Field Trips: The Players Club

All photos courtesy Michael Finkelstein/Archigrafika. Standing in front of The Players on Gramercy Park South, the grandeur of the brownstone townhouse’s façade, with its Renaissance style wrought iron working gas lanterns, is impressive yet not intimidating. Of all the remaining private clubs in New York – and they are an endangered species, to be sure – this is the most welcoming, approachable and outgoing. Perhaps I’m a bit biased as I’ve been a member for the last five years.

It helps that this is a very storied place. If this club is haunted, the ghosts include Edwin Booth, Stanford White, Sarah Bernhardt, Mark Twain, James Cagney and Helen Hayes, among many others. When you step inside, you’re stepping not only into the 19th Century, when the club was first established, but into the entire history of the club since. The crack in the communal table in the Grill, happened when Cagney rapped his fist onto it when engaging in a particularly heated debate. There are multiple portraits of cultural icons from Booth and Twain right up to Jimmy Fallon and Martha Plimpton. The office next to the Library is where Actors Equity was first formed. Theres a skull in the Booth Apartment that he used when playing Hamlet. In the Mad Men era, Sinatra would depart The Friars uptown and have his final drinks of the night at The Players.

The club was the vision of Booth, the preeminent American actor of his time, renowned for his interpretations of Hamlet and Richard III, among others. Despite his success and prominence, actors were not a widely respected lot back in the day, seen as disreputable and untrustworthy. Booth wanted to create a space where they and other theater artists could mingle with respected individuals from other professions, and be given the same level of respect and regard. In 1888, he purchased the townhouse and, along with Stanford White, Mark Twain and William Tecumseh Sherman, among other bold face names of the time, established The Players. White redesigned the interior of the building, transforming it from a residence to an elegant private club. Booth only retained a small, one-room apartment for himself and his daughter, and it has been preserved exactly as it was when he lived there. It’s where that skull I mentioned lives. And that’s another story – it was donated by a condemned man who had seen Booth ‘s father perform, and, well…let’s just say he lost his head over the Booth family talent.

However historically significant, there is nothing staid about The Players. This is a place to belly up to the bar, carouse and canoodle, as it always has been. During Prohibition, it basically functioned as a speakeasy; reputedly there was an opening in the basement wall between Players and the National Arts Club next door, so if there was a raid on one club, the hooch was quickly dispatched to the other club for safekeeping. The atmosphere in the Grill downstairs is familial and welcoming. Should you ask if you can sit next to a member at one of the communal tables, you’re told not to ask permission, just simply sit down and say hello. Members basically regard the club as a second home. It’s an enclave for theater, film and television artists, as well as musicians and visual artists, and professionals from all walks of life who are staunch supporters of the arts.
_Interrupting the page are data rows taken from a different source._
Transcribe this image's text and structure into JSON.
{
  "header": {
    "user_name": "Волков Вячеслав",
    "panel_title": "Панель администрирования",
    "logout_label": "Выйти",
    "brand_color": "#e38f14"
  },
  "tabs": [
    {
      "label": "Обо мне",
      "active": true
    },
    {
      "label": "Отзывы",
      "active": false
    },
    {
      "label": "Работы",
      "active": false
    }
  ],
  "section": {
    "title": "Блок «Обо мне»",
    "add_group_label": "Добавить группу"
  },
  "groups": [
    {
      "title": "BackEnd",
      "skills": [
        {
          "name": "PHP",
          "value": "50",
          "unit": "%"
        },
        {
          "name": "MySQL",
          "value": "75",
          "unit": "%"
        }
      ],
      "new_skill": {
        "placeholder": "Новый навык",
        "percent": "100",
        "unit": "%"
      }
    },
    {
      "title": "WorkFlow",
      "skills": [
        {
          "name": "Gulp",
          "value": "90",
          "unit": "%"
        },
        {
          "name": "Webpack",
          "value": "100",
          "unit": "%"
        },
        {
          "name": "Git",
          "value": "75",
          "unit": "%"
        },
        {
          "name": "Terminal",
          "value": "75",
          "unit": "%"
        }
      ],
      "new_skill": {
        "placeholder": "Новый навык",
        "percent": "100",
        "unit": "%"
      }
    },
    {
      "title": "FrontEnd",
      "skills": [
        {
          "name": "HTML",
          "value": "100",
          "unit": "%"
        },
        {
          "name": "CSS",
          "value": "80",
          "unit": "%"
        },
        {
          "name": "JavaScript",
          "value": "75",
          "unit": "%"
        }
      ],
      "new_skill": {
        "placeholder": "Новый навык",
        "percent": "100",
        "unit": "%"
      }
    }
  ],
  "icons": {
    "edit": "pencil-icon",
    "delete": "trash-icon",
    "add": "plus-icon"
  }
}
One of the other reasons The Players is my favorite place to imbibe is Eddie Castillo, the head bartender. Eddie has been working in the club for 23 years, and I’m guessing he has at least one juicy tale he can share without the walls caving in on us. But no dice – Eddie won’t break the bartender’s code of silence. It seems that what happens in Players stays in Players. I guess that’s good news. He also makes the best Perfect Manhattan in town, for my money. We have a ritual: Eddie pours the cocktail up to the very rim of the glass, necessitating me to bend down and sip before I can move the glass without spilling. I’ve dubbed this little bit of choreography "The Labrador Retriever". Given that Eddie is generous with his pours, he continues to refill each time I take a sip. This can go on for 2 or 3 sips before I can carry the glass to a table.

I ask him about his favorite cocktail. “My favorite cocktail is a classic Martini. It’s an elegant drink. And by 'Martini,' I mean gin – not vodka.” Eddie’s recipe is straightforward: Gordon’s gin mixed with ½ ounce of Martini & Rossi Extra Dry vermouth. The James Bond way – stirred, not shaken. Garnish with either olives or a twist, whatever your preference.

the author with bartender Eddie Castillo

the author with bartender Eddie Castillo

And so I sip one of Eddie’s genuine Martinis, savoring it and the festive atmosphere of The Players. The history, the camaraderie, the beauty of the club all combine to make it my favorite place to imbibe.

Interested in knowing more about becoming a member of The Players? Email You can also learn more about the club here.